Economics and similar, for the sleep-deprived
A subtle change has been made to the comments links, so they no longer pop up. Does this in any way help with the problem about comments not appearing on permalinked posts, readers?
Update: seemingly not
Update: Oh yeah!
Friday, May 09, 2008
Get Orff my Land
And a bit more on traditional leaders. The basic problem with land reform is that you start out thinking "it's no problem, we'll just divide the number of acres by the number of people and give everyone a little plot". This is the first step on a timeline of pain. Five minutes later you are realising that not all land is of equal quality and coming up with all sorts of complicated weighting schemes to try and maintain your original egalitarian plan, ten minutes after that you are realising that plots of land have to be in specific geographical locations and are poring over maps trying to create jigsaw-puzzle allocations that will preserve existing communities, and then fifteen minutes after that your office is full of quarrelsome peasants who believe themselves to have been ripped off, and this stage lasts for two hundred years. If you are the kind of person who can only go to sleep happy if you know that you've achieved something that day, land reform is not the career for you.

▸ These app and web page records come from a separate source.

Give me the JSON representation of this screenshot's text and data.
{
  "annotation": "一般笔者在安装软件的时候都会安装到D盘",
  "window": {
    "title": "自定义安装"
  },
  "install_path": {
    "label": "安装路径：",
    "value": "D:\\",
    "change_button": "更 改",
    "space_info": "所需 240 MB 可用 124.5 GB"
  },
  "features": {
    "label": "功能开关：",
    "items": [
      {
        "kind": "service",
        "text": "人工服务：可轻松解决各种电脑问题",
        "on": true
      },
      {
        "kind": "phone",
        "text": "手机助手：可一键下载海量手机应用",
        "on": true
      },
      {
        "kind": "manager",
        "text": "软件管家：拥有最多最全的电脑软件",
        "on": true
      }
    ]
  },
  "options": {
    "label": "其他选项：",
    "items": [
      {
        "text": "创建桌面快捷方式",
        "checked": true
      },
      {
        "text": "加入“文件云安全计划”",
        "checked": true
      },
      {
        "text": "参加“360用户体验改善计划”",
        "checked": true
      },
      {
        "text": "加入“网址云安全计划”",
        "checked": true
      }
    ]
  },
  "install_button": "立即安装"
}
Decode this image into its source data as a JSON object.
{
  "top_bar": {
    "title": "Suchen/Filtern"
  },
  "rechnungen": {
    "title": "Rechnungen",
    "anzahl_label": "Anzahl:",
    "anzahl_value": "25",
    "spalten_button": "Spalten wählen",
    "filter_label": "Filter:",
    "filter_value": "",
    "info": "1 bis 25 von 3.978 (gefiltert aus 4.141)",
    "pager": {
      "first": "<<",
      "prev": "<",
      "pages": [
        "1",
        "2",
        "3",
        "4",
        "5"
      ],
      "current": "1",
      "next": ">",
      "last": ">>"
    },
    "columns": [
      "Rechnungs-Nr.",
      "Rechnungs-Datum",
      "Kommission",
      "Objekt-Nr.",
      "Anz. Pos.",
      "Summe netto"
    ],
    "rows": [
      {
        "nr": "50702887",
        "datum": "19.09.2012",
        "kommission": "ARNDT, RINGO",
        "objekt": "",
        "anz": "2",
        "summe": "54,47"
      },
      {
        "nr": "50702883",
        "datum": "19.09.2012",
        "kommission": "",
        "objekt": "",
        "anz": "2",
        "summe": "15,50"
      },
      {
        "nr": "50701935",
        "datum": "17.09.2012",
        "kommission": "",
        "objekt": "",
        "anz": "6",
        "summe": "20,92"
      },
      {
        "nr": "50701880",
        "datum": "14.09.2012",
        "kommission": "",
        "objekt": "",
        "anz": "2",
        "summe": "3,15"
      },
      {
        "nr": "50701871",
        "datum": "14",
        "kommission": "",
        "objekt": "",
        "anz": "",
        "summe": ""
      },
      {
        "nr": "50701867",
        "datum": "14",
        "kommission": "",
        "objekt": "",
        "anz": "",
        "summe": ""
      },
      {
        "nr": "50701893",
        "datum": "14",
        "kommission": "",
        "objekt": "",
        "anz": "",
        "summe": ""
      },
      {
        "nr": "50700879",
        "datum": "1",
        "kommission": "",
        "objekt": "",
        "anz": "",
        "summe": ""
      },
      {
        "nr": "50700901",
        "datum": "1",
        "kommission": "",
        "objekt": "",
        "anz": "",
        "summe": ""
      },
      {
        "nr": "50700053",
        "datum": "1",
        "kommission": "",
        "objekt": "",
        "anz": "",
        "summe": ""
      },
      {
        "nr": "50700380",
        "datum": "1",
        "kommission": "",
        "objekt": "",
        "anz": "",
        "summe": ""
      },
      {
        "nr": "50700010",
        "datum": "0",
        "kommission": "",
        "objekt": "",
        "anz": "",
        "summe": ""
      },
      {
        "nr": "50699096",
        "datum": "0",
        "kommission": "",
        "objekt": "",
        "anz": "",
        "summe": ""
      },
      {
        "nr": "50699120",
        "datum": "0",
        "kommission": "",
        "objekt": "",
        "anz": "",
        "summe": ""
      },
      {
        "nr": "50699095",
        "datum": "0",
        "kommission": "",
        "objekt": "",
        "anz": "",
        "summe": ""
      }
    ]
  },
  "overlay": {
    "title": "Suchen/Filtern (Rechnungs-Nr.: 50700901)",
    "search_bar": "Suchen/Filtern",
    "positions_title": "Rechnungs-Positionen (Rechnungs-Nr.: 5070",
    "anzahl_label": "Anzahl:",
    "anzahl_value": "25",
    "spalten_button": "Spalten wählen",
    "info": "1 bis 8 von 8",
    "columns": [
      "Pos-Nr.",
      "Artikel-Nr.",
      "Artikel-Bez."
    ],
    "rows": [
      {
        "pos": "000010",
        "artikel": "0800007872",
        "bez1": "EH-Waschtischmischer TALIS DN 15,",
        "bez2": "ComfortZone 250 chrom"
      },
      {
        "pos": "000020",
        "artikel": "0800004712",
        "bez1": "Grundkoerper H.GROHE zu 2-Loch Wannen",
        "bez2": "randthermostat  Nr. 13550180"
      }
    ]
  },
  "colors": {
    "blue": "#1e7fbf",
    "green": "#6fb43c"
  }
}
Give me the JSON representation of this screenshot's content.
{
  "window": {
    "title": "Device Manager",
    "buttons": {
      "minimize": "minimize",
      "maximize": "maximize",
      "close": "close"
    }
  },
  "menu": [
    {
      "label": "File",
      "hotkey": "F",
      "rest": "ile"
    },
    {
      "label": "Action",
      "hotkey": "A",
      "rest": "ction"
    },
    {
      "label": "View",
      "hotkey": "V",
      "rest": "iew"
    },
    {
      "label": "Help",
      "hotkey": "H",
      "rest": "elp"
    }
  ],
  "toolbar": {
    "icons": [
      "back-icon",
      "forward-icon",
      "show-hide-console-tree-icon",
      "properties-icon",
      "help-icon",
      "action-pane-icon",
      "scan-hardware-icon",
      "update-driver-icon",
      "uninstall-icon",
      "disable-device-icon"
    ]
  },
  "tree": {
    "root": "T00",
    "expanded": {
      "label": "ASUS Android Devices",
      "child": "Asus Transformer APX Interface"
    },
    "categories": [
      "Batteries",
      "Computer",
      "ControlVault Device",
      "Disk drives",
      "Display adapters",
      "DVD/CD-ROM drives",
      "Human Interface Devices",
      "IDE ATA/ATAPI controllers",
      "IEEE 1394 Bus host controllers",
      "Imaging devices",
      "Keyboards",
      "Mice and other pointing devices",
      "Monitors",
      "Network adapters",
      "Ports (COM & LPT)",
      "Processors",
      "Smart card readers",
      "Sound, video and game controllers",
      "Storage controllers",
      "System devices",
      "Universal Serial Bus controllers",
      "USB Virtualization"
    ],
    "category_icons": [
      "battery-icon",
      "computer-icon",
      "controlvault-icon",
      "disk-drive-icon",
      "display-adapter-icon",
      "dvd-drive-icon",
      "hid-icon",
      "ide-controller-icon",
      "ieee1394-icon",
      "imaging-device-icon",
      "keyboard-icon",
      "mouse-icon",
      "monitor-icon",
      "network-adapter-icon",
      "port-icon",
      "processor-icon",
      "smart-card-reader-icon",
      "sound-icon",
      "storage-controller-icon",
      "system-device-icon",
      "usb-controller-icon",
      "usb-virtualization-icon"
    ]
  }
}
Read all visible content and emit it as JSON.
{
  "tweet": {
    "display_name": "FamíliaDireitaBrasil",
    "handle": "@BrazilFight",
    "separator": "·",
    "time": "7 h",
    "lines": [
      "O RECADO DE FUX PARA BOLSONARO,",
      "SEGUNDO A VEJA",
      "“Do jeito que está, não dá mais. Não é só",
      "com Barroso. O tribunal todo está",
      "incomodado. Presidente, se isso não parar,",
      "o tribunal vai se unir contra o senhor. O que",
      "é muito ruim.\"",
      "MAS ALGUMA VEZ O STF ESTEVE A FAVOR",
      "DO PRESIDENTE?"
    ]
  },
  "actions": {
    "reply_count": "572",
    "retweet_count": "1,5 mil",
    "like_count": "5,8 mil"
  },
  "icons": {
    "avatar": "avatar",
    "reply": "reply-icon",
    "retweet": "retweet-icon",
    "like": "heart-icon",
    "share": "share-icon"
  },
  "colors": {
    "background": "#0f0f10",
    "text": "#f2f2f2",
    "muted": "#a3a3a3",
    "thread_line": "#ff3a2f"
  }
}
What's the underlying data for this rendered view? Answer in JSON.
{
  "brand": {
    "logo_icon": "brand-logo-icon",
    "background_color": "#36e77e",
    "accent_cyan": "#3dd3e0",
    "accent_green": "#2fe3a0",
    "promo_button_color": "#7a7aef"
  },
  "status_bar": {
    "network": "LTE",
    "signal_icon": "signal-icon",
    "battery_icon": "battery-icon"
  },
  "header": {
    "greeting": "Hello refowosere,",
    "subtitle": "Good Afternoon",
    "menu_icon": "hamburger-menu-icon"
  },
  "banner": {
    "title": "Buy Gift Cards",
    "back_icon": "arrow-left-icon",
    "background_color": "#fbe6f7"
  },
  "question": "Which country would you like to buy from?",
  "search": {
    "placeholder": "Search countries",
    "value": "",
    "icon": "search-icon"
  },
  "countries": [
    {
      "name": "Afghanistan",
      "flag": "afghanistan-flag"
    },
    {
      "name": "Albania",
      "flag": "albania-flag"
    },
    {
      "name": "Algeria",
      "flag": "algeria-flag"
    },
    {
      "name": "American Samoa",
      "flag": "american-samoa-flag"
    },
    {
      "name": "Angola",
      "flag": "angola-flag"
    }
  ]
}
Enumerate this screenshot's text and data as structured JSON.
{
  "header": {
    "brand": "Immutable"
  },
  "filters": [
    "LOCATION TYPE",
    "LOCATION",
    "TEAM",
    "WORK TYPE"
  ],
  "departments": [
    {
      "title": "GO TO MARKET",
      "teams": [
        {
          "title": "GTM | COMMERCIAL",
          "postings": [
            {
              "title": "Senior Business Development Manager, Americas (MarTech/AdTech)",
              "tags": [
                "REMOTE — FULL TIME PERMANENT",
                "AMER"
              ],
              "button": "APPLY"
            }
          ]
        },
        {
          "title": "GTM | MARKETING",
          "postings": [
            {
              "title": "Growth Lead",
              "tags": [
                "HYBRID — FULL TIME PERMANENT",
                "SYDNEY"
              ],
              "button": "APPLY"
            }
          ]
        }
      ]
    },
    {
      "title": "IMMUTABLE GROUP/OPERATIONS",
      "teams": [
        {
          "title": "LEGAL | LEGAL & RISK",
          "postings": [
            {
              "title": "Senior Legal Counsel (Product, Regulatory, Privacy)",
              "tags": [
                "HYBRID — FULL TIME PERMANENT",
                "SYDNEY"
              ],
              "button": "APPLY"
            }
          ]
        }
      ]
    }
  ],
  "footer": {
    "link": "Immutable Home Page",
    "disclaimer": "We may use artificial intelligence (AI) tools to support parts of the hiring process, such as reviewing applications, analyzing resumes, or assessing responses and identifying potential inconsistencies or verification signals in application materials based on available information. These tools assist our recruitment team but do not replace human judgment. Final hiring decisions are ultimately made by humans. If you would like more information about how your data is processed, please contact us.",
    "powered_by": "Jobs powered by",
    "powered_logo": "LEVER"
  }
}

And so we get into the realm of Sir Humphrey's Solution (the one which exists for every problem, which is simple, obvious and wrong). Cian rather trailed this in comments to the place below; land reform is so bloody difficult that the temptation of any passing economist is just to adopt a Gordian approach and declare the land to be the personal property of the chiefs. This is the Highland Clearances solution. Another possibility is to appropriate land which was held on a traditional-communal basis to the central state, which then comes up with a plan for distributing the property rights either by auction or by some other means. Broadly, since the state generally has strong incentives not to simply underwrite the pre-existing traditional pattern of land use, this is the Trail of Tears solution.
You can proliferate these solutions, and you don't usually have to look around too far for a manmade disaster or democide to name each one after. As I've written on the blog before, every slum clearance has a whiff of the Cultural Revolution to it, but if you don't have slum clearances you are stuck with slums. There's an interesting question in moral philosophy here - what do you do about things like slum clearances and land property rights reforms in which it might be the case that the only way to achieve a state of affairs consistent with long term development is to trample the rights and in many cases the simple humanity of millions of people for several generations?
My answer, of course, as a good business school guy, is that in general when faced with a question like this, you wait and think, potentially for a very long time indeed. People like Stalin or Mao or MacLeod of MacLeod are always much too quick to assume that their great big plan for the improvement of mankind is the only option. But of course, waiting is not a great answer either in such a case, because rural Zambia is not in a state where it's acceptable to delay development, and the population is growing while the amount of land isn't. The current Zambian strategy (which is in the process of revision) has state land with private property tenure through long leases in the copper and farming areas, and traditional land with allocation by traditional leaders in the other 90% of the country; it doesn't work particularly well from a development perspective as 75% of Zambia's population are still on less than $1/day, but at least it doesn't appear to be on the path to civil war, which probably puts it in the top quartile of African land tenure systems.
[NOTE TO SELF: insert clear and sensible proposal for land tenure reform in here when written]
this item posted by the management 5/09/2008 01:30:00 AM